'When the doctor in America confirmed that we were deaf, Mum gave up everything and spent a year teaching us how to communicate in English.
'Then we moved to UK for a better education and we embraced the deaf community and British Sign Language.'
Hermon and Heroda hope taking part in River Island's campaign will encourage other brands to make themselves accessible to the deaf community
The twins have aspirations to collaborate with more brands, launch their own fashion range and do motivational speaking to encourage others
The twins revealed why they chose to take part in River Island's campaign which features influencers including Felicity Hawyward and Niall Aslam.
'It’s huge opportunity for us to take part in the RI Campaign, and RI deserve credit for choosing such an important message to send, self-love.
'We wanted our message to be heard, it’s powerful message to those people who struggle in life. There is not enough self-love in the world today.
'I think there’s a lot of rejection, self-loathing in life and we want to encourage people, It’s OK to be yourself, it’s OK to look like you look.
'It’s beautiful to be involved with our British Sign Language messages and we want to educate people what sign language is and how beautiful it can be.
'Our identity is so important to us because if we weren’t deaf, we would simply not be the way we are now.

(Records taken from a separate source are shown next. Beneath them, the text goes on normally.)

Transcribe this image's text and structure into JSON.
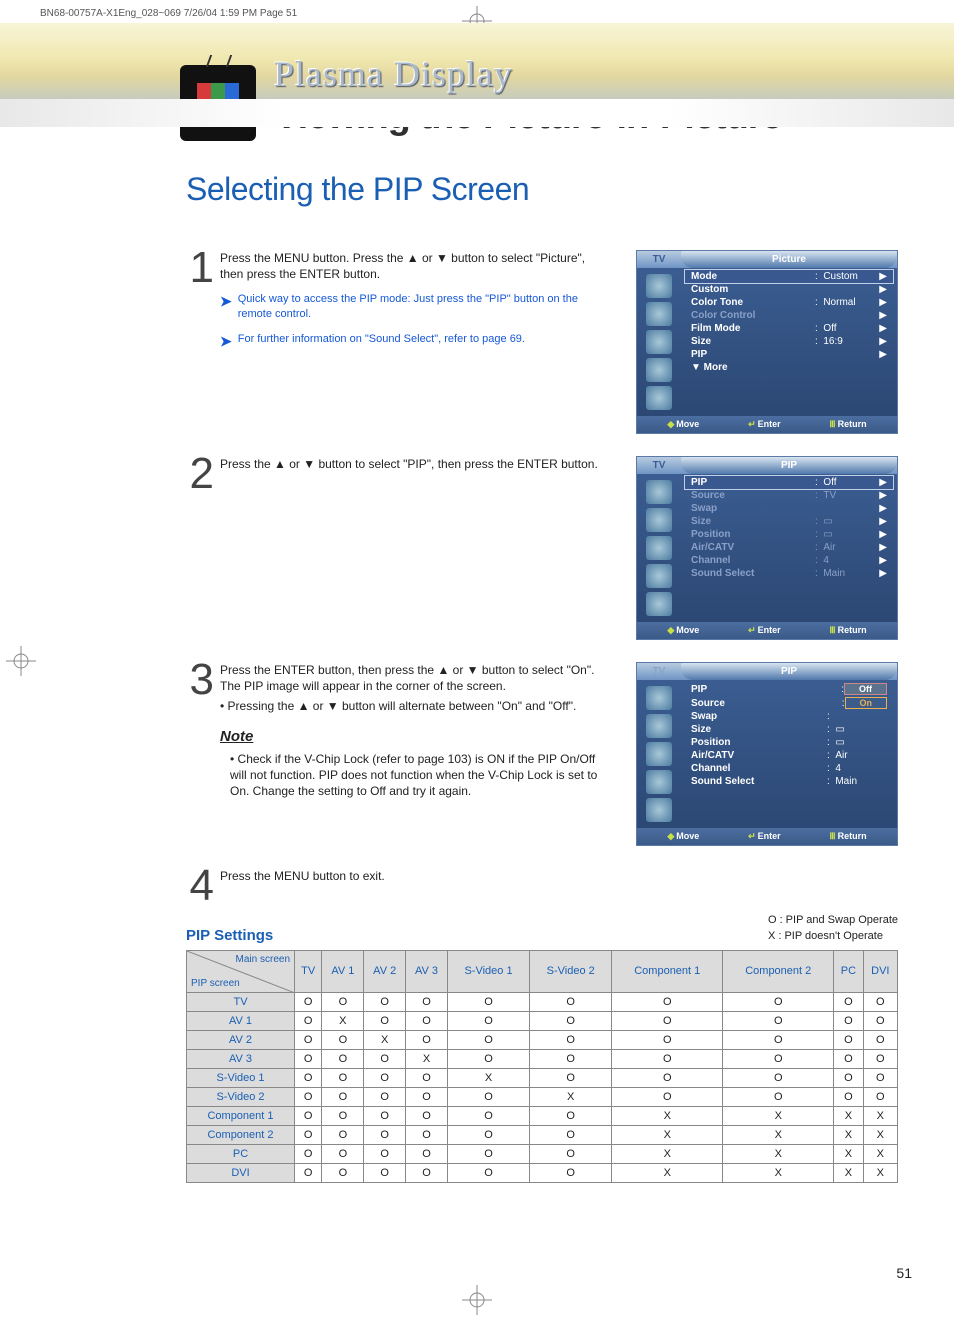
{
  "print_header": "BN68-00757A-X1Eng_028~069  7/26/04  1:59 PM  Page 51",
  "brand_sub": "Plasma Display",
  "brand_title": "Viewing the Picture-in-Picture",
  "section_title": "Selecting the PIP Screen",
  "step1": {
    "num": "1",
    "text": "Press the MENU button. Press the ▲ or ▼ button to select \"Picture\", then press the ENTER button.",
    "tip1": "Quick way to access the PIP mode: Just press the \"PIP\" button on the remote control.",
    "tip2": "For further information on \"Sound Select\", refer to page 69."
  },
  "step2": {
    "num": "2",
    "text": "Press the ▲ or ▼ button to select \"PIP\", then press the ENTER button."
  },
  "step3": {
    "num": "3",
    "text": "Press the ENTER button, then press the ▲ or ▼ button to select \"On\". The PIP image will appear in the corner of the screen.",
    "bullet": "• Pressing the ▲ or ▼ button will alternate between \"On\" and \"Off\".",
    "note_hd": "Note",
    "note_body": "• Check if the V-Chip Lock (refer to page 103) is ON if the PIP On/Off will not function. PIP does not function when the V-Chip Lock is set to On. Change the setting to Off and try it again."
  },
  "step4": {
    "num": "4",
    "text": "Press the MENU button to exit."
  },
  "osd_src": "TV",
  "osd_foot": {
    "move": "Move",
    "enter": "Enter",
    "return": "Return"
  },
  "osd1": {
    "title": "Picture",
    "rows": [
      {
        "label": "Mode",
        "val": "Custom",
        "sel": true
      },
      {
        "label": "Custom",
        "val": ""
      },
      {
        "label": "Color Tone",
        "val": "Normal"
      },
      {
        "label": "Color Control",
        "val": "",
        "dim": true
      },
      {
        "label": "Film Mode",
        "val": "Off"
      },
      {
        "label": "Size",
        "val": "16:9"
      },
      {
        "label": "PIP",
        "val": ""
      },
      {
        "label": "▼ More",
        "val": "",
        "notri": true
      }
    ]
  },
  "osd2": {
    "title": "PIP",
    "rows": [
      {
        "label": "PIP",
        "val": "Off",
        "sel": true
      },
      {
        "label": "Source",
        "val": "TV",
        "dim": true
      },
      {
        "label": "Swap",
        "val": "",
        "dim": true
      },
      {
        "label": "Size",
        "val": "▭",
        "dim": true
      },
      {
        "label": "Position",
        "val": "▭",
        "dim": true
      },
      {
        "label": "Air/CATV",
        "val": "Air",
        "dim": true
      },
      {
        "label": "Channel",
        "val": "4",
        "dim": true
      },
      {
        "label": "Sound Select",
        "val": "Main",
        "dim": true
      }
    ]
  },
  "osd3": {
    "title": "PIP",
    "pip_label": "PIP",
    "pip_off": "Off",
    "pip_on": "On",
    "rows": [
      {
        "label": "Source",
        "val": ""
      },
      {
        "label": "Swap",
        "val": ""
      },
      {
        "label": "Size",
        "val": "▭"
      },
      {
        "label": "Position",
        "val": "▭"
      },
      {
        "label": "Air/CATV",
        "val": "Air"
      },
      {
        "label": "Channel",
        "val": "4"
      },
      {
        "label": "Sound Select",
        "val": "Main"
      }
    ]
  },
  "pip_heading": "PIP Settings",
  "legend_o": "O : PIP and Swap Operate",
  "legend_x": "X : PIP doesn't Operate",
  "table": {
    "corner_main": "Main screen",
    "corner_pip": "PIP screen",
    "cols": [
      "TV",
      "AV 1",
      "AV 2",
      "AV 3",
      "S-Video 1",
      "S-Video 2",
      "Component 1",
      "Component 2",
      "PC",
      "DVI"
    ],
    "rows": [
      {
        "h": "TV",
        "v": [
          "O",
          "O",
          "O",
          "O",
          "O",
          "O",
          "O",
          "O",
          "O",
          "O"
        ]
      },
      {
        "h": "AV 1",
        "v": [
          "O",
          "X",
          "O",
          "O",
          "O",
          "O",
          "O",
          "O",
          "O",
          "O"
        ]
      },
      {
        "h": "AV 2",
        "v": [
          "O",
          "O",
          "X",
          "O",
          "O",
          "O",
          "O",
          "O",
          "O",
          "O"
        ]
      },
      {
        "h": "AV 3",
        "v": [
          "O",
          "O",
          "O",
          "X",
          "O",
          "O",
          "O",
          "O",
          "O",
          "O"
        ]
      },
      {
        "h": "S-Video 1",
        "v": [
          "O",
          "O",
          "O",
          "O",
          "X",
          "O",
          "O",
          "O",
          "O",
          "O"
        ]
      },
      {
        "h": "S-Video 2",
        "v": [
          "O",
          "O",
          "O",
          "O",
          "O",
          "X",
          "O",
          "O",
          "O",
          "O"
        ]
      },
      {
        "h": "Component 1",
        "v": [
          "O",
          "O",
          "O",
          "O",
          "O",
          "O",
          "X",
          "X",
          "X",
          "X"
        ]
      },
      {
        "h": "Component 2",
        "v": [
          "O",
          "O",
          "O",
          "O",
          "O",
          "O",
          "X",
          "X",
          "X",
          "X"
        ]
      },
      {
        "h": "PC",
        "v": [
          "O",
          "O",
          "O",
          "O",
          "O",
          "O",
          "X",
          "X",
          "X",
          "X"
        ]
      },
      {
        "h": "DVI",
        "v": [
          "O",
          "O",
          "O",
          "O",
          "O",
          "O",
          "X",
          "X",
          "X",
          "X"
        ]
      }
    ]
  },
  "page_num": "51"
}
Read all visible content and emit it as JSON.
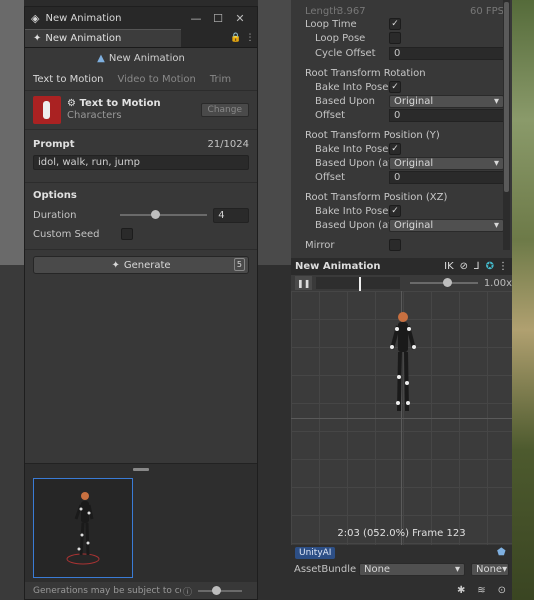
{
  "left_window": {
    "title": "New Animation",
    "tab_label": "New Animation",
    "header": "New Animation",
    "modes": [
      "Text to Motion",
      "Video to Motion",
      "Trim"
    ],
    "model": {
      "name": "Text to Motion",
      "category": "Characters",
      "change_label": "Change"
    },
    "prompt": {
      "label": "Prompt",
      "counter": "21/1024",
      "value": "idol, walk, run, jump"
    },
    "options": {
      "label": "Options",
      "duration_label": "Duration",
      "duration_value": "4",
      "duration_fraction": 0.4,
      "custom_seed_label": "Custom Seed",
      "custom_seed_checked": false
    },
    "generate": {
      "label": "Generate",
      "count": "5"
    },
    "footer_text": "Generations may be subject to co..."
  },
  "inspector": {
    "length_label": "Length",
    "length_value": "3.967",
    "fps": "60 FPS",
    "loop_time": "Loop Time",
    "loop_pose": "Loop Pose",
    "cycle_offset": "Cycle Offset",
    "cycle_offset_value": "0",
    "rot_section": "Root Transform Rotation",
    "rot_bake": "Bake Into Pose",
    "rot_based": "Based Upon",
    "rot_based_value": "Original",
    "rot_offset": "Offset",
    "rot_offset_value": "0",
    "posy_section": "Root Transform Position (Y)",
    "posy_bake": "Bake Into Pose",
    "posy_based": "Based Upon (at St",
    "posy_based_value": "Original",
    "posy_offset": "Offset",
    "posy_offset_value": "0",
    "posxz_section": "Root Transform Position (XZ)",
    "posxz_bake": "Bake Into Pose",
    "posxz_based": "Based Upon (at St",
    "posxz_based_value": "Original",
    "mirror": "Mirror"
  },
  "anim_preview": {
    "title": "New Animation",
    "ik_label": "IK",
    "speed": "1.00x",
    "frame_info": "2:03 (052.0%) Frame 123"
  },
  "asset": {
    "tag": "UnityAI",
    "bundle_label": "AssetBundle",
    "bundle_value": "None",
    "variant_value": "None"
  },
  "colors": {
    "accent": "#3a7bd5",
    "panel": "#383838"
  }
}
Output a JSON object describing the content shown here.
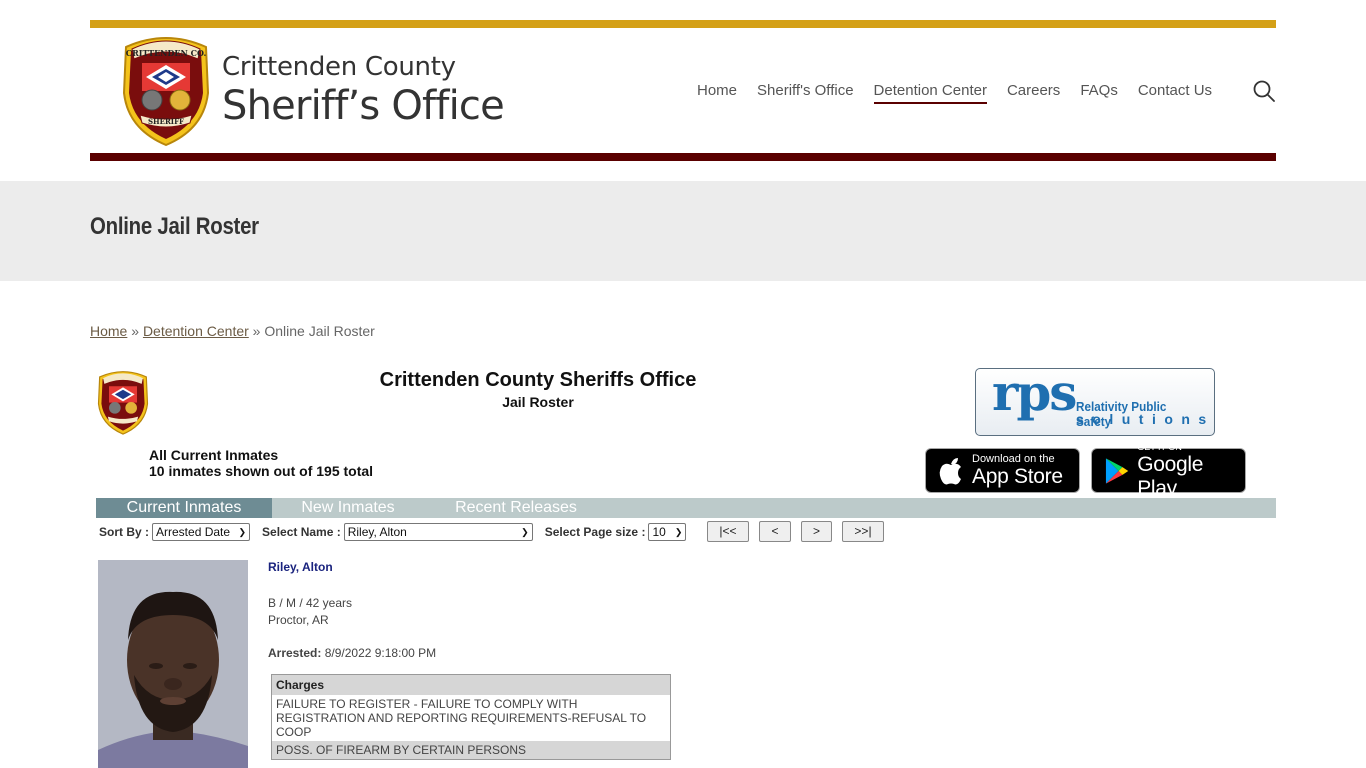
{
  "header": {
    "logo_line1": "Crittenden County",
    "logo_line2": "Sheriff’s Office",
    "nav": [
      {
        "label": "Home",
        "active": false
      },
      {
        "label": "Sheriff's Office",
        "active": false
      },
      {
        "label": "Detention Center",
        "active": true
      },
      {
        "label": "Careers",
        "active": false
      },
      {
        "label": "FAQs",
        "active": false
      },
      {
        "label": "Contact Us",
        "active": false
      }
    ],
    "search_icon": "search-icon"
  },
  "colors": {
    "gold": "#d4a017",
    "maroon": "#5a0000",
    "tab_active": "#6e8c94",
    "tab_bar": "#bccaca",
    "name_link": "#1a237e"
  },
  "page": {
    "title": "Online Jail Roster",
    "breadcrumb": {
      "home": "Home",
      "sep1": " » ",
      "detention": "Detention Center",
      "sep2": " » ",
      "current": "Online Jail Roster"
    }
  },
  "roster": {
    "org_title": "Crittenden County Sheriffs Office",
    "subtitle": "Jail Roster",
    "list_label": "All Current Inmates",
    "count_text": "10 inmates shown out of 195 total",
    "vendor": {
      "abbr": "rps",
      "name": "Relativity Public Safety",
      "tagline": "solutions"
    },
    "app_store": {
      "line1": "Download on the",
      "line2": "App Store"
    },
    "google_play": {
      "line1": "GET IT ON",
      "line2": "Google Play"
    },
    "tabs": [
      {
        "label": "Current Inmates",
        "active": true
      },
      {
        "label": "New Inmates",
        "active": false
      },
      {
        "label": "Recent Releases",
        "active": false
      }
    ],
    "controls": {
      "sort_label": "Sort By :",
      "sort_value": "Arrested Date",
      "name_label": "Select Name :",
      "name_value": "Riley, Alton",
      "page_size_label": "Select Page size :",
      "page_size_value": "10",
      "first": "|<<",
      "prev": "<",
      "next": ">",
      "last": ">>|"
    },
    "inmate": {
      "name": "Riley, Alton",
      "demographics": "B / M / 42 years",
      "location": "Proctor, AR",
      "arrested_label": "Arrested:",
      "arrested_value": "8/9/2022 9:18:00 PM",
      "charges_header": "Charges",
      "charges": [
        "FAILURE TO REGISTER - FAILURE TO COMPLY WITH REGISTRATION AND REPORTING REQUIREMENTS-REFUSAL TO COOP",
        "POSS. OF FIREARM BY CERTAIN PERSONS"
      ]
    }
  }
}
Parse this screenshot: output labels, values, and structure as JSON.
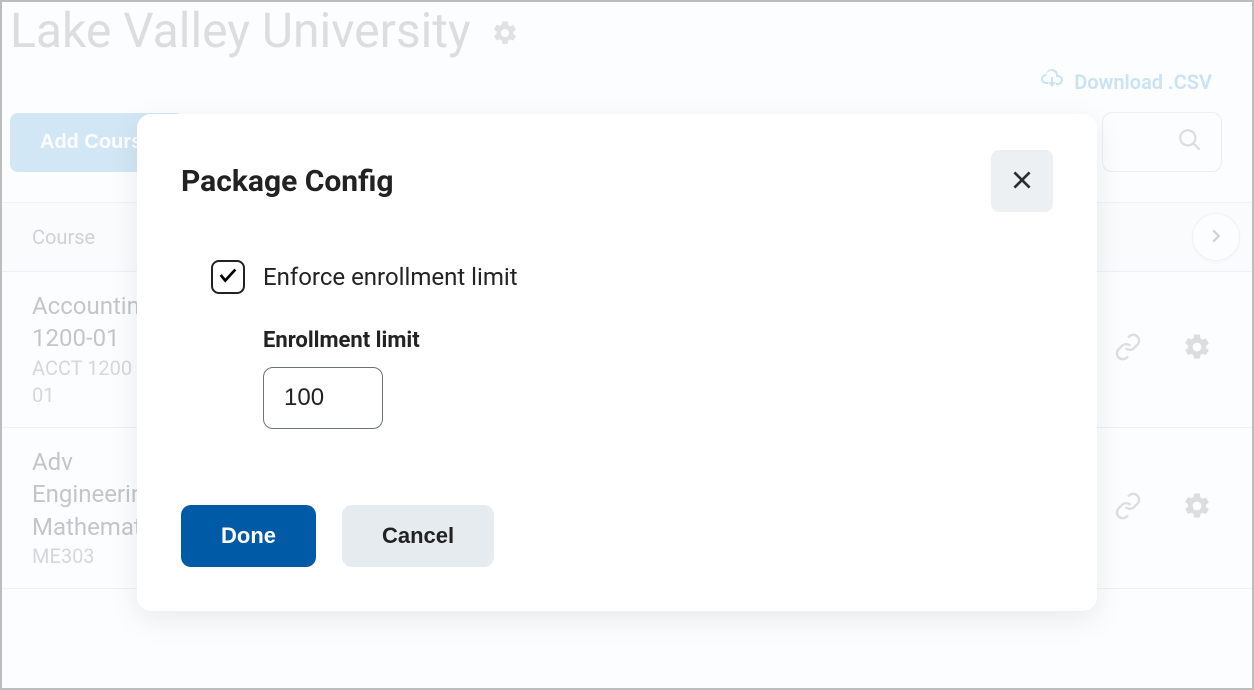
{
  "page": {
    "title": "Lake Valley University"
  },
  "actions": {
    "download_label": "Download .CSV",
    "add_course_label": "Add Course"
  },
  "table": {
    "header_course": "Course"
  },
  "rows": [
    {
      "title_line1": "Accounting",
      "title_line2": "1200-01",
      "code_line1": "ACCT 1200",
      "code_line2": "01"
    },
    {
      "title_line1": "Adv",
      "title_line2": "Engineering",
      "title_line3": "Mathematics",
      "code_line1": "ME303"
    }
  ],
  "modal": {
    "title": "Package Config",
    "checkbox_label": "Enforce enrollment limit",
    "checkbox_checked": true,
    "field_label": "Enrollment limit",
    "field_value": "100",
    "done_label": "Done",
    "cancel_label": "Cancel"
  }
}
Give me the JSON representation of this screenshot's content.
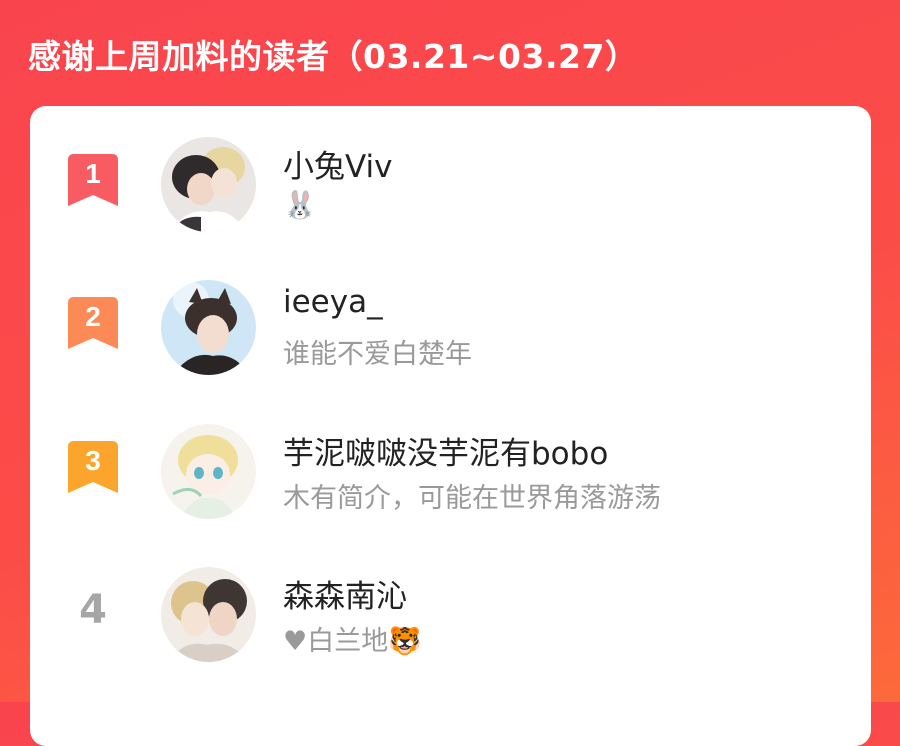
{
  "header": {
    "title": "感谢上周加料的读者（03.21~03.27）"
  },
  "readers": [
    {
      "rank": "1",
      "name": "小兔Viv",
      "bio": "🐰",
      "badge_color": "#f95b62",
      "avatar_icon": "avatar-couple-icon"
    },
    {
      "rank": "2",
      "name": "ieeya_",
      "bio": "谁能不爱白楚年",
      "badge_color": "#fb8a57",
      "avatar_icon": "avatar-catboy-icon"
    },
    {
      "rank": "3",
      "name": "芋泥啵啵没芋泥有bobo",
      "bio": "木有简介，可能在世界角落游荡",
      "badge_color": "#fca52c",
      "avatar_icon": "avatar-chibi-icon"
    },
    {
      "rank": "4",
      "name": "森森南沁",
      "bio": "♥白兰地🐯",
      "badge_color": "",
      "avatar_icon": "avatar-couple-icon"
    }
  ]
}
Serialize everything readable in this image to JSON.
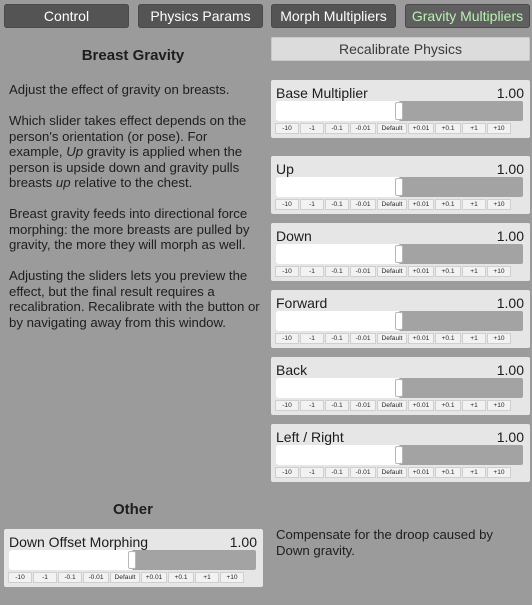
{
  "tabs": [
    {
      "label": "Control"
    },
    {
      "label": "Physics Params"
    },
    {
      "label": "Morph Multipliers"
    },
    {
      "label": "Gravity Multipliers",
      "active": true
    }
  ],
  "left": {
    "title": "Breast Gravity",
    "p1": "Adjust the effect of gravity on breasts.",
    "p2_before": "Which slider takes effect depends on the person's orientation (or pose). For example, ",
    "p2_em1": "Up",
    "p2_middle": " gravity is applied when the person is upside down and gravity pulls breasts ",
    "p2_em2": "up",
    "p2_after": " relative to the chest.",
    "p3": "Breast gravity feeds into directional force morphing: the more breasts are pulled by gravity, the more they will morph as well.",
    "p4": "Adjusting the sliders lets you preview the effect, but the final result requires a recalibration. Recalibrate with the button or by navigating away from this window."
  },
  "recalibrate_label": "Recalibrate Physics",
  "step_labels": [
    "-10",
    "-1",
    "-0.1",
    "-0.01",
    "Default",
    "+0.01",
    "+0.1",
    "+1",
    "+10"
  ],
  "sliders": [
    {
      "label": "Base Multiplier",
      "value": "1.00",
      "fraction": 0.5
    },
    {
      "label": "Up",
      "value": "1.00",
      "fraction": 0.5
    },
    {
      "label": "Down",
      "value": "1.00",
      "fraction": 0.5
    },
    {
      "label": "Forward",
      "value": "1.00",
      "fraction": 0.5
    },
    {
      "label": "Back",
      "value": "1.00",
      "fraction": 0.5
    },
    {
      "label": "Left / Right",
      "value": "1.00",
      "fraction": 0.5
    }
  ],
  "other": {
    "title": "Other",
    "slider": {
      "label": "Down Offset Morphing",
      "value": "1.00",
      "fraction": 0.5
    },
    "note": "Compensate for the droop caused by Down gravity."
  }
}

We are proud of who we are, and our deafness is a part of that.
'Our self-love letter is one of the greatest gifts we can give to the deaf community especially.
'The River Island campaign with our inclusion made it accessible to the deaf communities, we hope more brands will take notice and make their brands more accessible in the future.'
Meet the stars of River Island's new #LoveFromMe campaign
Hermon (pictured left) revealed in her self-love letter that she's never allowed the hurt of rejection to dampen her fire, Heroda (pictured right) revealed she's learnt to love her body including scars from keloids which have become part of her personality